I mentioned how bluefish engage all my senses while angling for them. Of course the sights sounds and smells of their varied environments are a large part of this. There is the hiss of the tides and smell of tidal flats in the estuaries, and the wading birds and ospreys fishing as you are and the waterfowl riding the currents. The sound and fury of a rising surf, and the pull of the backwash on your legs as you stand waist deep in the suds. The clatter of displaced surf clams in the wash, and your nostrils inhaling the salty mist thrown skyward by the to crashing waves, accompany the calls of the gulls, and the scampering of sandpipers. And offshore the smell of the oil slick created by blues feeding on menhaden or mackerel, the frenzied diving and screams of seabirds feeding on the offal, and the timeless swells of the endless Atlantic often yielding’ such bonus’ as bottlenose dolphin, whales or enormous sea turtles. And at night, when much quality summertime bluefishing occurs, schools of squid attracted by the boat’s lights, sharks as big as a station wagon cruising by, and shooting stars, especially during the Persied meteor showers each August. And one summer’s night nearly half a century ago, I stood along the rail of a head boat on Barnegat Ridge working a diamond jig in sixty feet of water. I looked up at the moon, realizing that it was the first time I ever saw the moon like that. A moon man had first set foot on it earlier that same day. It is not known how many other people gazed skyward that night experiencing the feelings of hope and awe that I did, but what is known is that I did so in the context of bluefishing. Fishing on the Sea of Tranquility in a manner of speaking.
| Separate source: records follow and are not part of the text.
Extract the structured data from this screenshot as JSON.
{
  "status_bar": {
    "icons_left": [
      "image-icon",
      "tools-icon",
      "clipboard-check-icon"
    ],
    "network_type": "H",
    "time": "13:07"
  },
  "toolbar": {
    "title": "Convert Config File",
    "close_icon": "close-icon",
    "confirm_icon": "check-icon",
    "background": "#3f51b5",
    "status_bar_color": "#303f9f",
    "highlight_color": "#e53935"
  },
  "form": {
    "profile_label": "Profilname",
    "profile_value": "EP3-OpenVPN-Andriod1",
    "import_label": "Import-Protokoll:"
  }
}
And then you add the fresh cut melon smell scent of a just caught bluefish, or the scent that often accompanies the ravaging schools and wafts along from the wavelets or swells to your olfactory glands. This was first inhaled over a school of snapper bluefish by many of us in our youth. And as the sense of smell is generally regarded as our most nostalgic, the blues have thusly set the hook in us as well, at an early age. And as a thrashing bluefish is held down for hook removal, you notice the world class teeth, titanium like head, and sleek muscled fusiform shape. Not only notice, but feel, bringing in to play yet another sense, that of touch. No fish has the feel in your hands that a fresh caught blue has. The scent of a blue, the feel of the fish in your hands, and even on your line, enhances the romance of the senses that this fish engenders. Sight, sound, feel, and smell, summertime bluefishing engages them fully.

Many of us employ the use of the fifth sense, that of taste. Bluefish are eaten from snapper size to twenty pounders, taste preferences, preparation and economics driving this cuisine at times. And whether it is Bluefish Italiano, fried snappers, or fillets on the grill, the first bite of bluefish smells like melon in your mind, reveals itself beneath the oily epicurean savor, recalls the feel of the wind and spray, the sound of the birds and crashing surf. And you hear the snap of the bluefish’s jaw as your own mandibles close on your feast. Taste, smell, sight, hearing and touch. They can be present to varying degrees in your memory of any fish I suppose. But for me, nothing engages the entire spectrum so fully as that singular animal, the bluefish, in that singular season, the summertime.